What message do you have for today’s youth who want to take action on climate change?
Your voice is powerful. Use it and act in your schools and communities. Connect with organizations like Project Green Schools, Earth Echo, and others. Seek opportunities that exist and create new paths, programs, and initiatives that don’t yet exist that tie into your communities’ values and needs.
I also encourage passionate youth to join our National Youth Council, where you can connect with like-minded students sharing best practices and ideas, and connect with a network of students and adults that go far beyond your immediate circles.
We also invite you to join our Green Schools Society programs, National Green Schools Society (NGSS) or International Green Schools Society (IGSS). Students can participate individually or as a club or class. Through NGSS and IGSS, we provide a structured program and process for high-achieving, environmentally focused students to create extraordinary impact in schools, organizations, and communities while getting the recognition they deserve on a state and national level.
We aim to support, empower, and develop bright, civic-minded environmental leaders and value our students’ passionate leadership and activism for our planet. Each year, student leaders are recognized for their environmental service and accomplishments, from National and International Green Schools Society Certificates to pins or honor stoles based on their achievements within the program.

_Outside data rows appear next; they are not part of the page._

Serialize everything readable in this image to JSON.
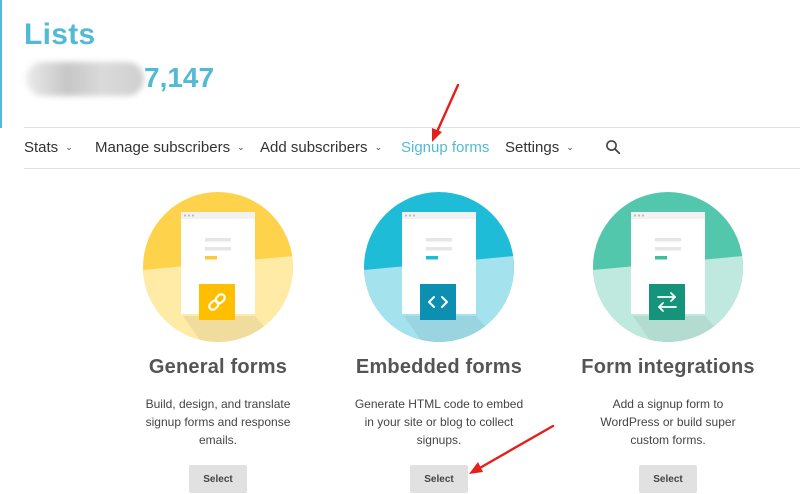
{
  "page": {
    "title": "Lists",
    "subscriber_count": "7,147"
  },
  "nav": {
    "items": [
      {
        "label": "Stats",
        "has_caret": true
      },
      {
        "label": "Manage subscribers",
        "has_caret": true
      },
      {
        "label": "Add subscribers",
        "has_caret": true
      },
      {
        "label": "Signup forms",
        "active": true
      },
      {
        "label": "Settings",
        "has_caret": true
      }
    ],
    "caret_glyph": "⌄",
    "search_icon": "search-icon"
  },
  "cards": [
    {
      "title": "General forms",
      "description": "Build, design, and translate signup forms and response emails.",
      "button": "Select",
      "color": "#ffd24c",
      "icon": "link-icon"
    },
    {
      "title": "Embedded forms",
      "description": "Generate HTML code to embed in your site or blog to collect signups.",
      "button": "Select",
      "color": "#1fbcd8",
      "icon": "code-icon"
    },
    {
      "title": "Form integrations",
      "description": "Add a signup form to WordPress or build super custom forms.",
      "button": "Select",
      "color": "#52c7ac",
      "icon": "swap-arrows-icon"
    }
  ],
  "colors": {
    "accent": "#52bad5",
    "annotation": "#e3201b"
  }
}
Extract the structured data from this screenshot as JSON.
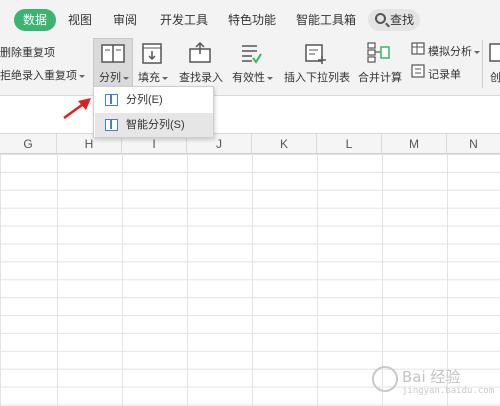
{
  "tabs": {
    "data": "数据",
    "view": "视图",
    "review": "审阅",
    "developer": "开发工具",
    "special": "特色功能",
    "smart_toolbox": "智能工具箱",
    "search": "查找"
  },
  "ribbon": {
    "remove_duplicates": "删除重复项",
    "reject_duplicates": "拒绝录入重复项",
    "split_column": "分列",
    "fill": "填充",
    "find_entry": "查找录入",
    "validity": "有效性",
    "insert_dropdown": "插入下拉列表",
    "merge_calc": "合并计算",
    "simulation": "模拟分析",
    "record_form": "记录单",
    "create": "创"
  },
  "dropdown": {
    "item_split": "分列(E)",
    "item_smart_split": "智能分列(S)"
  },
  "columns": [
    "G",
    "H",
    "I",
    "J",
    "K",
    "L",
    "M",
    "N"
  ],
  "watermark": {
    "text": "Bai 经验",
    "url": "jingyan.baidu.com"
  },
  "colors": {
    "active_tab": "#3cb371",
    "arrow": "#e02020"
  }
}
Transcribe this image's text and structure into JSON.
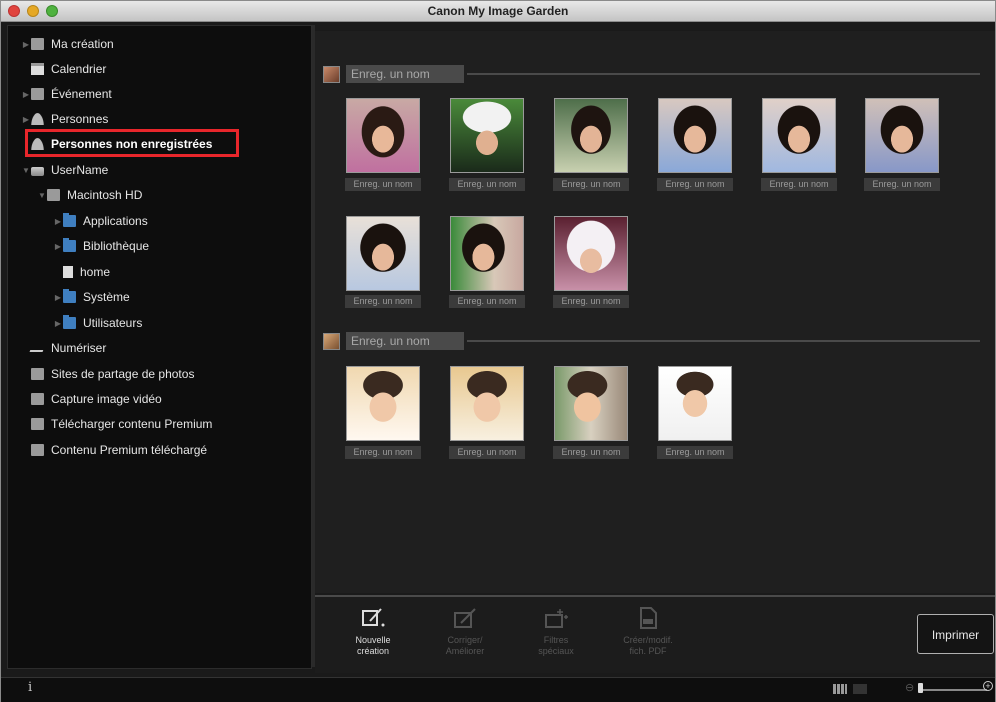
{
  "window": {
    "title": "Canon My Image Garden"
  },
  "sidebar": {
    "items": [
      {
        "label": "Ma création"
      },
      {
        "label": "Calendrier"
      },
      {
        "label": "Événement"
      },
      {
        "label": "Personnes"
      },
      {
        "label": "Personnes non enregistrées",
        "selected": true
      },
      {
        "label": "UserName"
      },
      {
        "label": "Macintosh HD"
      },
      {
        "label": "Applications"
      },
      {
        "label": "Bibliothèque"
      },
      {
        "label": "home"
      },
      {
        "label": "Système"
      },
      {
        "label": "Utilisateurs"
      },
      {
        "label": "Numériser"
      },
      {
        "label": "Sites de partage de photos"
      },
      {
        "label": "Capture image vidéo"
      },
      {
        "label": "Télécharger contenu Premium"
      },
      {
        "label": "Contenu Premium téléchargé"
      }
    ]
  },
  "groups": [
    {
      "name_placeholder": "Enreg. un nom",
      "photos": [
        {
          "label": "Enreg. un nom"
        },
        {
          "label": "Enreg. un nom"
        },
        {
          "label": "Enreg. un nom"
        },
        {
          "label": "Enreg. un nom"
        },
        {
          "label": "Enreg. un nom"
        },
        {
          "label": "Enreg. un nom"
        },
        {
          "label": "Enreg. un nom"
        },
        {
          "label": "Enreg. un nom"
        },
        {
          "label": "Enreg. un nom"
        }
      ]
    },
    {
      "name_placeholder": "Enreg. un nom",
      "photos": [
        {
          "label": "Enreg. un nom"
        },
        {
          "label": "Enreg. un nom"
        },
        {
          "label": "Enreg. un nom"
        },
        {
          "label": "Enreg. un nom"
        }
      ]
    }
  ],
  "toolbar": {
    "new_creation": {
      "line1": "Nouvelle",
      "line2": "création"
    },
    "correct": {
      "line1": "Corriger/",
      "line2": "Améliorer"
    },
    "filters": {
      "line1": "Filtres",
      "line2": "spéciaux"
    },
    "pdf": {
      "line1": "Créer/modif.",
      "line2": "fich. PDF"
    },
    "print_label": "Imprimer"
  },
  "status": {
    "info_glyph": "i",
    "zoom_min_glyph": "⊖",
    "zoom_plus_glyph": "+"
  },
  "colors": {
    "selection_highlight": "#e8262b",
    "background": "#1a1a1a"
  }
}
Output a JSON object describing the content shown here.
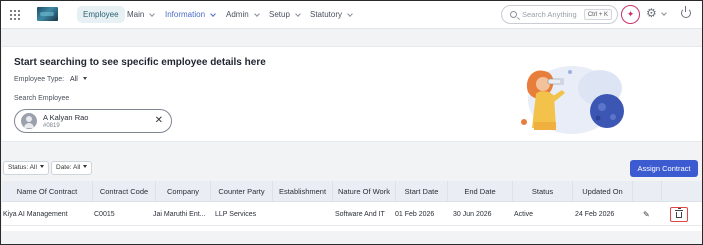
{
  "colors": {
    "accent": "#3d5bd1",
    "nav_active_bg": "#e7f1f4",
    "nav_active_text": "#4a6cc9",
    "ai_button": "#c7326a",
    "delete_highlight": "#e04848"
  },
  "topnav": {
    "items": [
      {
        "label": "Employee",
        "has_dropdown": false,
        "state": "selected"
      },
      {
        "label": "Main",
        "has_dropdown": true,
        "state": "normal"
      },
      {
        "label": "Information",
        "has_dropdown": true,
        "state": "active"
      },
      {
        "label": "Admin",
        "has_dropdown": true,
        "state": "normal"
      },
      {
        "label": "Setup",
        "has_dropdown": true,
        "state": "normal"
      },
      {
        "label": "Statutory",
        "has_dropdown": true,
        "state": "normal"
      }
    ],
    "search_placeholder": "Search Anything",
    "search_shortcut": "Ctrl + K",
    "icons": [
      "apps-grid-icon",
      "company-logo",
      "search-icon",
      "ai-sparkle-icon",
      "gear-icon",
      "chevron-down-icon",
      "power-icon"
    ]
  },
  "search_card": {
    "title": "Start searching to see specific employee details here",
    "employee_type_label": "Employee Type:",
    "employee_type_value": "All",
    "search_employee_label": "Search Employee",
    "selected_employee": {
      "name": "A Kalyan Rao",
      "code": "#0819"
    }
  },
  "filters": {
    "status": "Status: All",
    "date": "Date: All",
    "assign_button": "Assign Contract"
  },
  "table": {
    "columns": [
      "Name Of Contract",
      "Contract Code",
      "Company",
      "Counter Party",
      "Establishment",
      "Nature Of Work",
      "Start Date",
      "End Date",
      "Status",
      "Updated On",
      "",
      ""
    ],
    "rows": [
      {
        "name": "Kiya AI Management",
        "code": "C0015",
        "company": "Jai Maruthi Ent...",
        "counter_party": "LLP Services",
        "establishment": "",
        "nature_of_work": "Software And IT",
        "start_date": "01 Feb 2026",
        "end_date": "30 Jun 2026",
        "status": "Active",
        "updated_on": "24 Feb 2026"
      }
    ]
  }
}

What sets your organization apart?
At the core of our organization’s work is the student. Other organizations in the Green Schools Movement focus on the building or facility, the outdoor environment, or the educator. After spending more than a decade in formal and informal education, to me, at the core of a school was the learner— the student. School and learning can take place inside or outside, in the real world, in your home, and from your phone, iPad, or technological device. No matter where learning takes place, schools put the student— our future and the next generation— at the core of their existence and purpose. In order to have meaningful change for decades to come, our organization puts the student first, and we get them seated at some of the biggest, most important tables in schools, communities, businesses, and government.
What advice would you have for your 13-year-old self?
13-year-old me thought I knew it all. Now, I work to learn as much as I can. I realize there is still so much I wish to learn. 13-year-old me, though many think that is a young age and you don’t have much experience, knew who I was and what I loved. And at my core, 13-year-old me already knew what was most important to me was education, health, and nature, and it took me years down the road to create my own career path and find the world of Environmental Education (EE).
What book would you recommend to inspire people?
Never Be Sick Again by author and friend Raymond Francis (who is now deceased) set me on my path to wellness and having a deeper understanding of toxicity and deficiency and how to apply his scientific model to disease and all living things.
What music motivates you? Who is your favorite?
JT, the original JT, James Taylor, that is, reminds me of my happy place at camp, deep in the woods of the Berkshires, or while sitting around a campfire, or on special events at Tanglewood. His music will always inspire me and remind me of my formative years in education while developing a deep love and appreciation of nature.
Keep up with Robin and Project Green Schools!
LinkedIn: @Project Green Schools
Robin’s LinkedIn: Robin (Sidman) Buchanan, M.Ed | LinkedIn